The Narrative Objects research team in collaboration with the National Art Museum have found the model's carver. All thanks to a chance visit to Saint Petersburg.
The Sakha people form one of Siberia's indigenous communities. They live in the Republic of Sakha (Yakutia), in Russia's Far East. They are the inheritors of a long shamanic tradition, although Russian colonisation brought first Christianization, and then the forced secularization of the Soviet era. As part of this tradition, they have continued to feed deities and area spirits at Ysyakh rituals, during the summer solstice.

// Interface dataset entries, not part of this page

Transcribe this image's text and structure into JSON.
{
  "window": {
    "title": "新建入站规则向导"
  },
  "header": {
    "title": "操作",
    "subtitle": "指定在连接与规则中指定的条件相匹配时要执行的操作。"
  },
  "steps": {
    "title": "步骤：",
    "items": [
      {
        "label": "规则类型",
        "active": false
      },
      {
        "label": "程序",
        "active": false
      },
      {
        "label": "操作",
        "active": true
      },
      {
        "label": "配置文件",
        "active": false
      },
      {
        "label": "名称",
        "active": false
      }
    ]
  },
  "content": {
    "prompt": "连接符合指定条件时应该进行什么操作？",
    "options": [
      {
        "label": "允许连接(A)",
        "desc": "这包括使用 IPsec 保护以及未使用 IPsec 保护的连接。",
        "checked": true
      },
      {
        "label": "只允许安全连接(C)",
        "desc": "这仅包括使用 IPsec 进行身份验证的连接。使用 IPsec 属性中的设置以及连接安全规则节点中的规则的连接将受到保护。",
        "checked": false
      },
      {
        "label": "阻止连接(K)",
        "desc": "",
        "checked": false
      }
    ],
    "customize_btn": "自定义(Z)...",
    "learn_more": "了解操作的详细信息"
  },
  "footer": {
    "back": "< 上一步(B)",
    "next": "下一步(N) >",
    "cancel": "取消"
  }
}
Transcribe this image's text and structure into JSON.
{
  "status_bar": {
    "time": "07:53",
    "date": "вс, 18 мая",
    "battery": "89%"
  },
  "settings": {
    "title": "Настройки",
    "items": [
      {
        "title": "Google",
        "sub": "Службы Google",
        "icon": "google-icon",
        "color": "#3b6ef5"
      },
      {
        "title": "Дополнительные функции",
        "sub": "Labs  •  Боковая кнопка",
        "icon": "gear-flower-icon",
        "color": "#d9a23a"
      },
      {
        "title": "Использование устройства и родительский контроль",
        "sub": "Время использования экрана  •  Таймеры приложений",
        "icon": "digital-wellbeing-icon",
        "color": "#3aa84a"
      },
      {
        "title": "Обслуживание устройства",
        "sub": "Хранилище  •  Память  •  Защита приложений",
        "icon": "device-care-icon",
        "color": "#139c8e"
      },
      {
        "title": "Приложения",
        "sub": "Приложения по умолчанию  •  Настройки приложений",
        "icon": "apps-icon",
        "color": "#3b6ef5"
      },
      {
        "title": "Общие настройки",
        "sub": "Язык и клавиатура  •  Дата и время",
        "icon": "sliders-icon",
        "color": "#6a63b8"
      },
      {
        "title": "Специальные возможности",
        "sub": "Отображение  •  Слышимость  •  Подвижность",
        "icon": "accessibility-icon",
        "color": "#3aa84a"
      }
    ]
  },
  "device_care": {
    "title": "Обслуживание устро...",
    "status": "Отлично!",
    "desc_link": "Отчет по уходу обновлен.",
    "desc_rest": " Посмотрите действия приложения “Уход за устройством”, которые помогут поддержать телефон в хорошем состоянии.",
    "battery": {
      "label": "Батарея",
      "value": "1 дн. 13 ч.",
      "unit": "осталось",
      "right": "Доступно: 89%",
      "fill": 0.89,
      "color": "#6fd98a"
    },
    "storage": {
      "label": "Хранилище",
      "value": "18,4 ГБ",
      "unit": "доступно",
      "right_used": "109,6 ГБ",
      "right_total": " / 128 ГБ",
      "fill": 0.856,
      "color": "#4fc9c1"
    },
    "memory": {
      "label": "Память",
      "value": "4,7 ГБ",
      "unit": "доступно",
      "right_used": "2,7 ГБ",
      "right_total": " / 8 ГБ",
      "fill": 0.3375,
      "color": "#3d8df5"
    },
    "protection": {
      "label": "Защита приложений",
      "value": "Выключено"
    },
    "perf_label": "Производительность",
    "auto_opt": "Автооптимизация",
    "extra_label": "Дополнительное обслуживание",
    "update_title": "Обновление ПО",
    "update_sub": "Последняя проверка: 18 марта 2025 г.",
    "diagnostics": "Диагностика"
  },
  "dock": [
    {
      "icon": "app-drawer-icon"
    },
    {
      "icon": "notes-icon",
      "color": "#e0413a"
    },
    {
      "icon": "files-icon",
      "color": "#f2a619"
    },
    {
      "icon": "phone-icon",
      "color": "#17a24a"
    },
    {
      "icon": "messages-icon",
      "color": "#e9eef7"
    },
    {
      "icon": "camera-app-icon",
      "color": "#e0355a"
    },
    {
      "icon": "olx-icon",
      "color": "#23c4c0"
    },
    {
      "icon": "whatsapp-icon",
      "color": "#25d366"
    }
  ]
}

“Model of a Summer Camp”, a model carved in mammoth ivory by an unknown artist, and now in the collection of the British Museum, depicts a scene from an Ysyakh and is the earliest known representation of this festival. Although it is regarded as a quintessentially Sakha work, few Sakha people have engaged directly with the model and it is not normally on public display.
We now know who carved the Model of the Summer Camp, thanks to a chance visit to the Russian Ethnographic Museum in Saint Petersburg!
Eleanor Peers was at a conference in Saint Petersburg, and just had time to pop into the Russian Ethnographic Museum's permanent exhibition. Museum Curator Marina Fyoderova showed Eleanor another nineteenth-century Sakha model. It shows a Sakha farmyard, with cottages, a horse, and a cow byre. And inside the house sits a man - with exactly the same face, expression and clothing as the men in Model of a Summer Camp!
Efrosiniya Nagovitsyna at the National Art Museum has found a receipt showing that the Sakha farmyard was carved by one Nikolai Belousov, from the village of Khamagatta in Nam region, just north of Yakutsk. The figures in the carvings are so similar that Belousov must also have carved the Model of a Summer Camp.
Read more: Narrative Objects Museum Artefacts, Memory and Renewal.